The Senate-approved tax bill, if made into law, will bleed residents of New York and its surrounding areas. According to independent economic analysis, prices of homes in New York City could go south by as much as 10 percent. The burden of regional taxes may go up. This will complicate the efforts of companies to attract much needed talented and skilled workers. Local and state governments will find it much tougher to finance infrastructure upgrades and transit system improvements.
Bad news for everyone
The passage of the bill also portends a dark outcome for federal program cuts which goes to helping immigrants and residents having low incomes. The elderly would also be negatively affected. Many would not be able to afford to live in New York City. There would also be the elimination of deductions available for local and state income taxes. The property tax deduction will be capped at $10,000. This would not matter to about two-thirds of the national households which fall under standard deduction, which will be almost doubled as an effect of the bill. In New York City, however, high local and state taxes could change equations. The residents of prosperous suburban counties and Manhattan mostly itemize deductions. A number of them could see instant tax increases.
Taxes and two bill versions
The bill will negatively affect not only homeowners but all New York residents. Most city residents would enjoy tax slashes in the near term, but as per analysts, the quantum of taxes will only go north afterward. According to Bill de Blasio, the Mayor of New York, the impact on residents will be substantial. Other than higher taxes, city services would be cut due to the tax plan. The mayor said that his administration has tried to make New York, one of the most pricier cities in the world, a more affordable metropolis to live in by offering paid sick leaves and public prekindergarten. The bill formulated by the federal government has made the situation much worse.
There are two versions of the bill at present.
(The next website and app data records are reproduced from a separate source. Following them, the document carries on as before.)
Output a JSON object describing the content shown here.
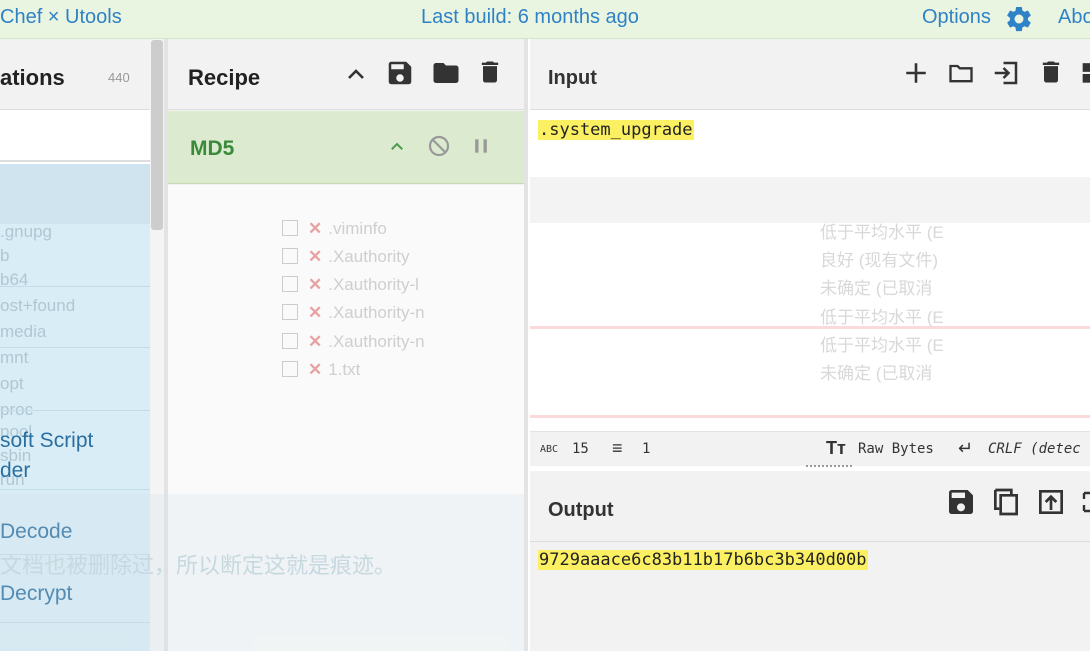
{
  "topbar": {
    "title": "Chef × Utools",
    "build": "Last build: 6 months ago",
    "options": "Options",
    "about": "Abo"
  },
  "operations": {
    "title": "ations",
    "count": "440",
    "items": [
      "soft Script",
      "der",
      "Decode",
      "Decrypt"
    ]
  },
  "recipe": {
    "title": "Recipe",
    "op_name": "MD5"
  },
  "input": {
    "title": "Input",
    "value": ".system_upgrade",
    "stats": {
      "length": "15",
      "lines": "1",
      "encoding": "Raw Bytes",
      "eol": "CRLF (detec"
    }
  },
  "output": {
    "title": "Output",
    "value": "9729aaace6c83b11b17b6bc3b340d00b"
  },
  "background_ghost": {
    "files": [
      ".gnupg",
      "b",
      "b64",
      "ost+found",
      "media",
      "mnt",
      "opt",
      "proc",
      "pool",
      "sbin",
      "run"
    ],
    "list": [
      ".viminfo",
      ".Xauthority",
      ".Xauthority-l",
      ".Xauthority-n",
      ".Xauthority-n",
      "1.txt"
    ],
    "status": [
      "低于平均水平 (E",
      "良好 (现有文件)",
      "未确定 (已取消",
      "低于平均水平 (E",
      "低于平均水平 (E",
      "未确定 (已取消"
    ],
    "caption": "文档也被删除过，所以断定这就是痕迹。"
  },
  "colors": {
    "accent": "#2f82c6",
    "recipe_green": "#dcebd0",
    "highlight": "#fbf061"
  }
}
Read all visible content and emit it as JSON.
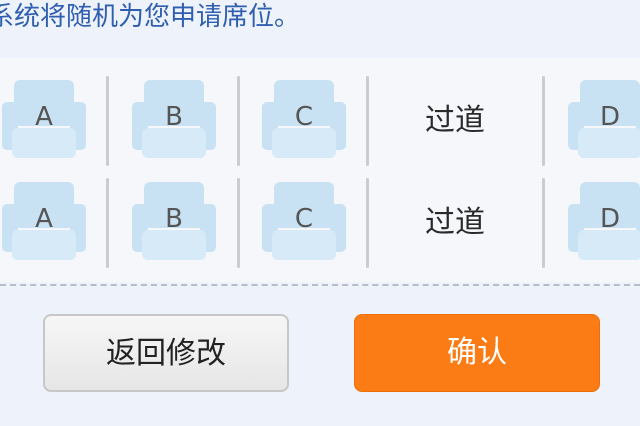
{
  "notice": {
    "text": "系统将随机为您申请席位。"
  },
  "seat_map": {
    "rows": [
      {
        "seats": [
          "A",
          "B",
          "C",
          "D"
        ],
        "aisle_label": "过道"
      },
      {
        "seats": [
          "A",
          "B",
          "C",
          "D"
        ],
        "aisle_label": "过道"
      }
    ],
    "seat_icon": "seat-icon",
    "seat_color": "#c9e2f3"
  },
  "actions": {
    "back_label": "返回修改",
    "confirm_label": "确认",
    "confirm_color": "#fb7b14"
  }
}
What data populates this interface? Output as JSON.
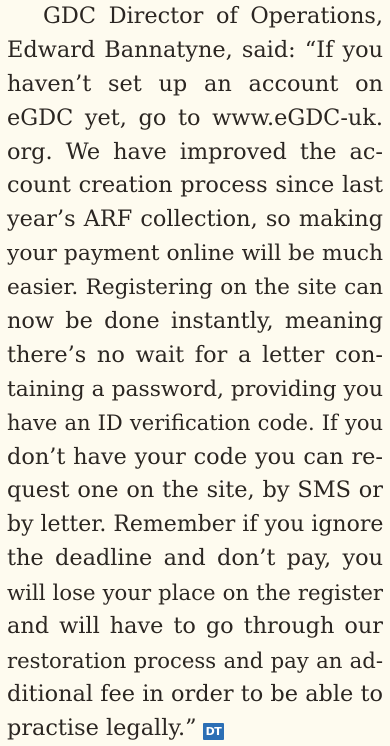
{
  "article": {
    "lines": [
      "GDC Director of Operations,",
      "Edward Bannatyne, said: “If you",
      "haven’t set up an account on",
      "eGDC yet, go to www.eGDC-uk.",
      "org. We have improved the ac-",
      "count creation process since last",
      "year’s ARF collection, so making",
      "your payment online will be much",
      "easier. Registering on the site can",
      "now be done instantly, meaning",
      "there’s no wait for a letter con-",
      "taining a password, providing you",
      "have an ID verification code. If you",
      "don’t have your code you can re-",
      "quest one on the site, by SMS or",
      "by letter. Remember if you ignore",
      "the deadline and don’t pay, you",
      "will lose your place on the register",
      "and will have to go through our",
      "restoration process and pay an ad-",
      "ditional fee in order to be able to",
      "practise legally.”"
    ],
    "end_mark": "DT"
  },
  "colors": {
    "background": "#fefbef",
    "text": "#2b2622",
    "end_mark_bg": "#2c6fb5"
  }
}
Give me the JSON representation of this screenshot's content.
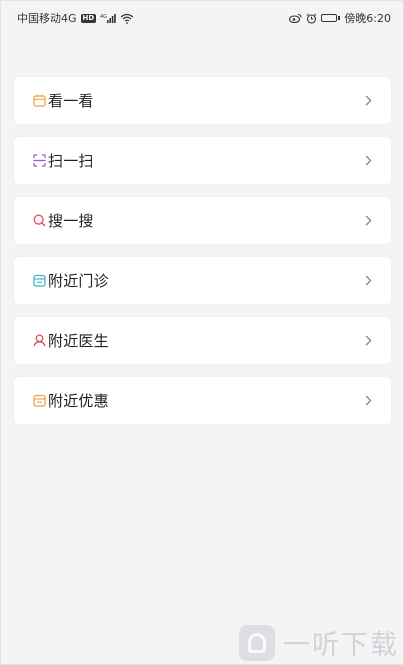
{
  "status_bar": {
    "carrier": "中国移动4G",
    "hd_badge": "HD",
    "network_label": "4G",
    "time": "傍晚6:20",
    "battery_level": 0.6,
    "icons": [
      "hd-badge-icon",
      "signal-icon",
      "wifi-icon",
      "weibo-icon",
      "alarm-icon",
      "battery-icon"
    ]
  },
  "menu": {
    "items": [
      {
        "label": "看一看",
        "icon": "calendar-icon",
        "color": "#f0a04b"
      },
      {
        "label": "扫一扫",
        "icon": "scan-icon",
        "color": "#9b59d6"
      },
      {
        "label": "搜一搜",
        "icon": "search-icon",
        "color": "#ef4d6b"
      },
      {
        "label": "附近门诊",
        "icon": "clinic-icon",
        "color": "#3fb8c4"
      },
      {
        "label": "附近医生",
        "icon": "doctor-icon",
        "color": "#e8455a"
      },
      {
        "label": "附近优惠",
        "icon": "coupon-icon",
        "color": "#f0a04b"
      }
    ],
    "chevron_icon": "chevron-right-icon",
    "chevron_color": "#888888"
  },
  "watermark": {
    "text": "一听下载",
    "logo_icon": "ear-logo-icon"
  }
}
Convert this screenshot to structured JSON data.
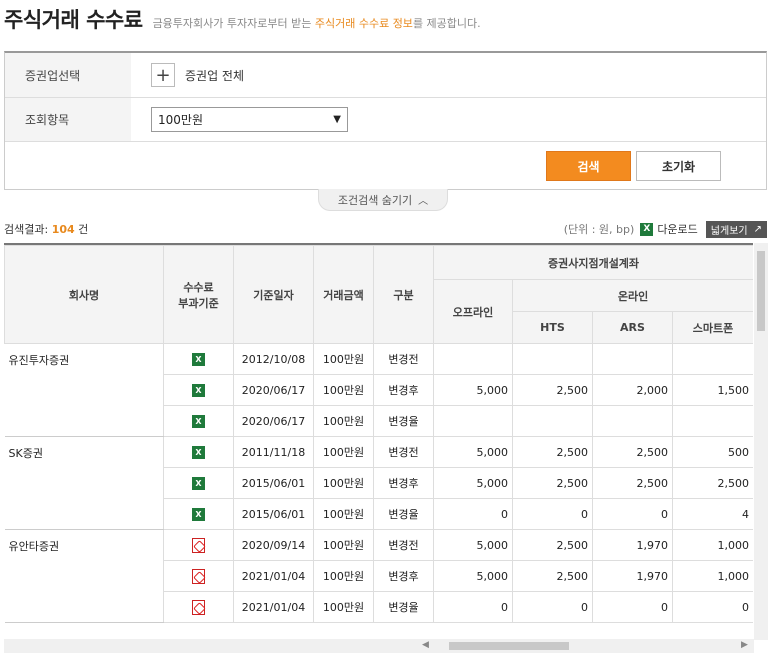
{
  "header": {
    "title": "주식거래 수수료",
    "desc_prefix": "금융투자회사가 투자자로부터 받는 ",
    "desc_highlight": "주식거래 수수료 정보",
    "desc_suffix": "를 제공합니다."
  },
  "filter": {
    "company_label": "증권업선택",
    "company_value": "증권업 전체",
    "item_label": "조회항목",
    "item_select": "100만원",
    "search_btn": "검색",
    "reset_btn": "초기화",
    "toggle_label": "조건검색 숨기기"
  },
  "result": {
    "label": "검색결과: ",
    "count": "104",
    "unit": " 건",
    "unit_note": "(단위 : 원, bp)",
    "download": "다운로드",
    "wide_view": "넓게보기"
  },
  "table": {
    "headers": {
      "company": "회사명",
      "basis": "수수료\n부과기준",
      "date": "기준일자",
      "amount": "거래금액",
      "type": "구분",
      "account_group": "증권사지점개설계좌",
      "offline": "오프라인",
      "online": "온라인",
      "hts": "HTS",
      "ars": "ARS",
      "smartphone": "스마트폰"
    },
    "groups": [
      {
        "company": "유진투자증권",
        "rows": [
          {
            "icon": "excel",
            "date": "2012/10/08",
            "amount": "100만원",
            "type": "변경전",
            "offline": "",
            "hts": "",
            "ars": "",
            "smart": ""
          },
          {
            "icon": "excel",
            "date": "2020/06/17",
            "amount": "100만원",
            "type": "변경후",
            "offline": "5,000",
            "hts": "2,500",
            "ars": "2,000",
            "smart": "1,500"
          },
          {
            "icon": "excel",
            "date": "2020/06/17",
            "amount": "100만원",
            "type": "변경율",
            "offline": "",
            "hts": "",
            "ars": "",
            "smart": ""
          }
        ]
      },
      {
        "company": "SK증권",
        "rows": [
          {
            "icon": "excel",
            "date": "2011/11/18",
            "amount": "100만원",
            "type": "변경전",
            "offline": "5,000",
            "hts": "2,500",
            "ars": "2,500",
            "smart": "500"
          },
          {
            "icon": "excel",
            "date": "2015/06/01",
            "amount": "100만원",
            "type": "변경후",
            "offline": "5,000",
            "hts": "2,500",
            "ars": "2,500",
            "smart": "2,500"
          },
          {
            "icon": "excel",
            "date": "2015/06/01",
            "amount": "100만원",
            "type": "변경율",
            "offline": "0",
            "hts": "0",
            "ars": "0",
            "smart": "4"
          }
        ]
      },
      {
        "company": "유안타증권",
        "rows": [
          {
            "icon": "pdf",
            "date": "2020/09/14",
            "amount": "100만원",
            "type": "변경전",
            "offline": "5,000",
            "hts": "2,500",
            "ars": "1,970",
            "smart": "1,000"
          },
          {
            "icon": "pdf",
            "date": "2021/01/04",
            "amount": "100만원",
            "type": "변경후",
            "offline": "5,000",
            "hts": "2,500",
            "ars": "1,970",
            "smart": "1,000"
          },
          {
            "icon": "pdf",
            "date": "2021/01/04",
            "amount": "100만원",
            "type": "변경율",
            "offline": "0",
            "hts": "0",
            "ars": "0",
            "smart": "0"
          }
        ]
      }
    ]
  }
}
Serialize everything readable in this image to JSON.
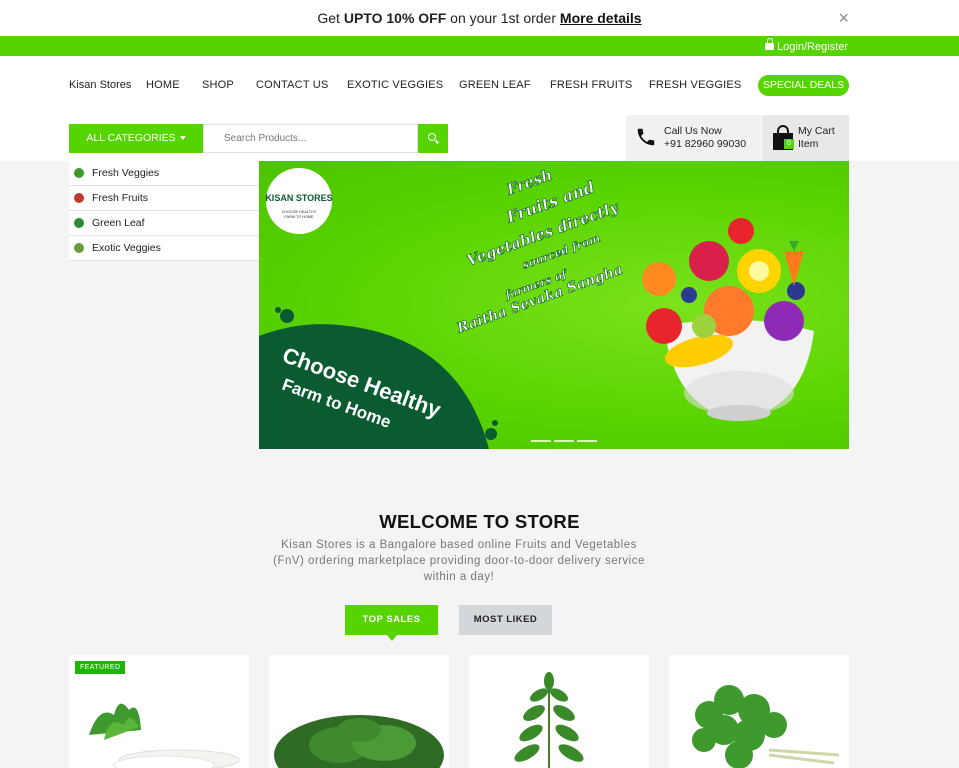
{
  "promo": {
    "text_before": "Get ",
    "highlight": "UPTO 10% OFF",
    "text_after": " on your 1st order ",
    "link": "More details",
    "close": "×"
  },
  "topbar": {
    "login": "Login/Register"
  },
  "header": {
    "brand": "Kisan Stores",
    "nav": [
      "HOME",
      "SHOP",
      "CONTACT US",
      "EXOTIC VEGGIES",
      "GREEN LEAF",
      "FRESH FRUITS",
      "FRESH VEGGIES"
    ],
    "special_deals": "SPECIAL DEALS"
  },
  "search": {
    "category_button": "ALL CATEGORIES",
    "placeholder": "Search Products..."
  },
  "contact": {
    "label": "Call Us Now",
    "phone": "+91 82960 99030"
  },
  "cart": {
    "label": "My Cart",
    "sub": "Item",
    "count": "0"
  },
  "categories": [
    {
      "label": "Fresh Veggies",
      "icon": "veggie-icon",
      "color": "#3a9a2a"
    },
    {
      "label": "Fresh Fruits",
      "icon": "fruit-icon",
      "color": "#c0392b"
    },
    {
      "label": "Green Leaf",
      "icon": "leaf-icon",
      "color": "#2e8b2e"
    },
    {
      "label": "Exotic Veggies",
      "icon": "exotic-icon",
      "color": "#6a9a3a"
    }
  ],
  "banner": {
    "logo_line1": "KISAN STORES",
    "logo_line2": "CHOOSE HEALTHY",
    "logo_line3": "FARM TO HOME",
    "headline1": "Choose Healthy",
    "headline2": "Farm to Home",
    "script1": "Fresh",
    "script2": "Fruits and",
    "script3": "Vegetables directly",
    "script4": "sourced from",
    "script5": "farmers of",
    "script6": "Raitha Sevaka Sangha"
  },
  "welcome": {
    "title": "WELCOME TO STORE",
    "description": "Kisan Stores is a Bangalore based online Fruits and Vegetables (FnV) ordering marketplace providing door-to-door delivery service within a day!"
  },
  "tabs": {
    "top_sales": "TOP SALES",
    "most_liked": "MOST LIKED"
  },
  "products": {
    "featured_badge": "FEATURED"
  },
  "colors": {
    "accent": "#56d400",
    "dark_green": "#0a5a32"
  }
}
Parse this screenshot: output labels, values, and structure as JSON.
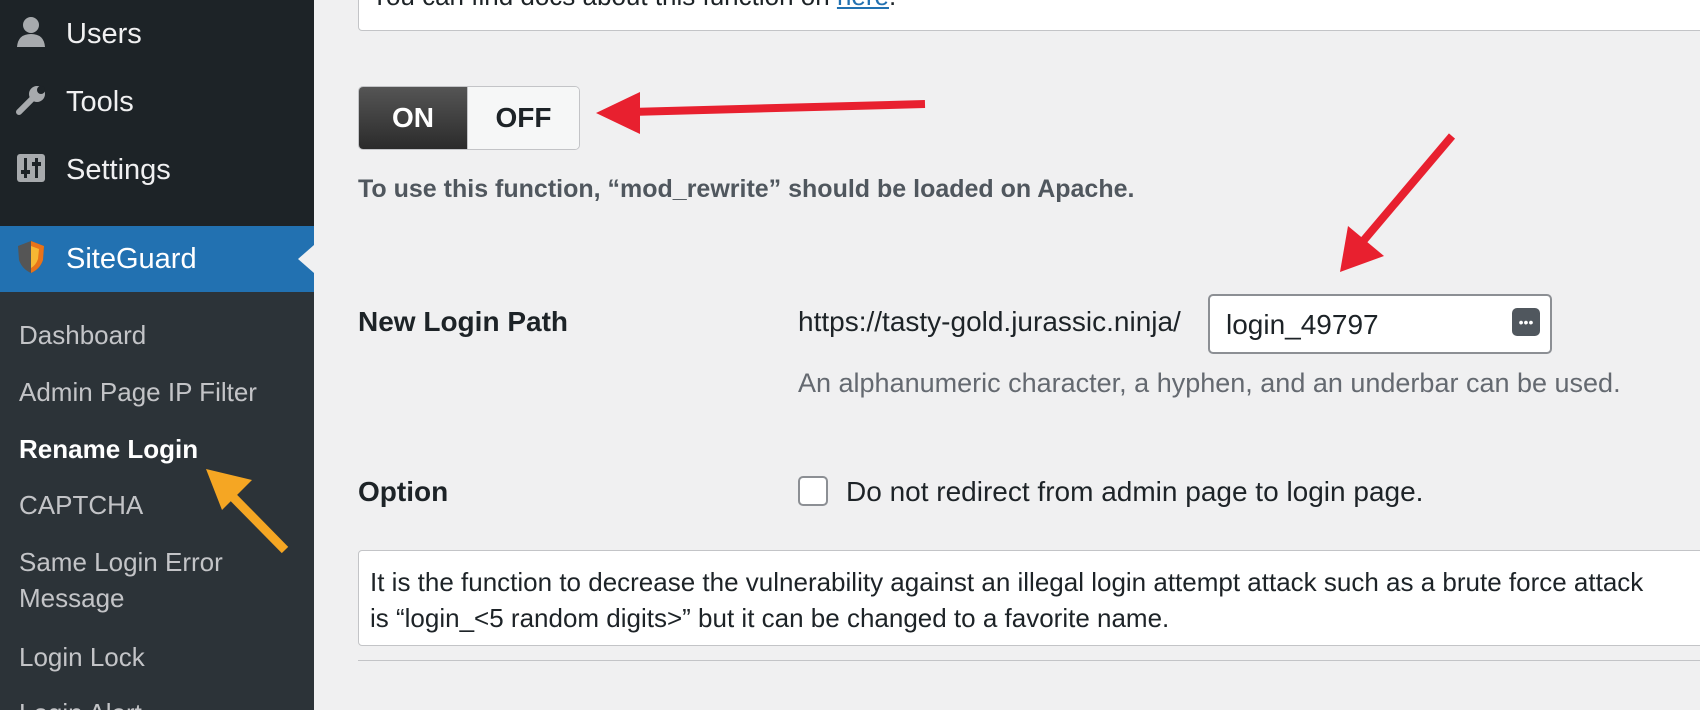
{
  "sidebar": {
    "menu": [
      {
        "label": "Users",
        "icon": "user-icon"
      },
      {
        "label": "Tools",
        "icon": "wrench-icon"
      },
      {
        "label": "Settings",
        "icon": "sliders-icon"
      },
      {
        "label": "SiteGuard",
        "icon": "shield-icon",
        "active": true
      }
    ],
    "submenu": [
      {
        "label": "Dashboard"
      },
      {
        "label": "Admin Page IP Filter"
      },
      {
        "label": "Rename Login",
        "current": true
      },
      {
        "label": "CAPTCHA"
      },
      {
        "label": "Same Login Error"
      },
      {
        "label": "Message"
      },
      {
        "label": "Login Lock"
      },
      {
        "label": "Login Alert"
      }
    ]
  },
  "main": {
    "docs_text": "You can find docs about this function on ",
    "docs_link": "here",
    "docs_end": ".",
    "toggle": {
      "on_label": "ON",
      "off_label": "OFF",
      "state": "on"
    },
    "note": "To use this function, “mod_rewrite” should be loaded on Apache.",
    "login_path": {
      "label": "New Login Path",
      "url_prefix": "https://tasty-gold.jurassic.ninja/",
      "value": "login_49797",
      "description": "An alphanumeric character, a hyphen, and an underbar can be used."
    },
    "option": {
      "label": "Option",
      "checkbox_label": "Do not redirect from admin page to login page.",
      "checked": false
    },
    "info": {
      "line1": "It is the function to decrease the vulnerability against an illegal login attempt attack such as a brute force attack",
      "line2": "is “login_<5 random digits>” but it can be changed to a favorite name."
    }
  },
  "annotations": {
    "red_arrow_color": "#e8202f",
    "orange_arrow_color": "#f5a623"
  }
}
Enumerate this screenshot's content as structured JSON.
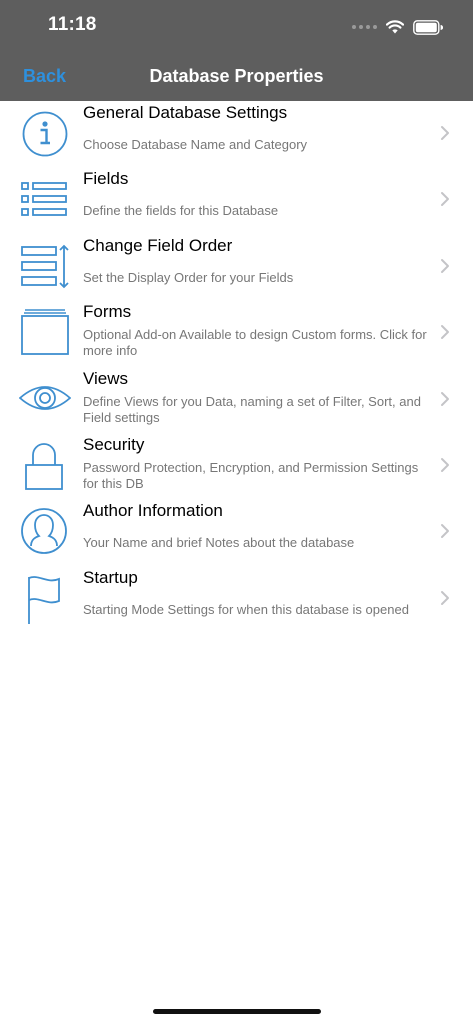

One was passed by the Senate and one by the House. The two are considerably different. These differences must be resolved by a conference committee prior to the bill being presented to the United States President. New York has much to lose by the House Bill, including tax-exempt bonds elimination which the metropolis, along with a number of other American cities, have utilized to construct affordable housing schemes.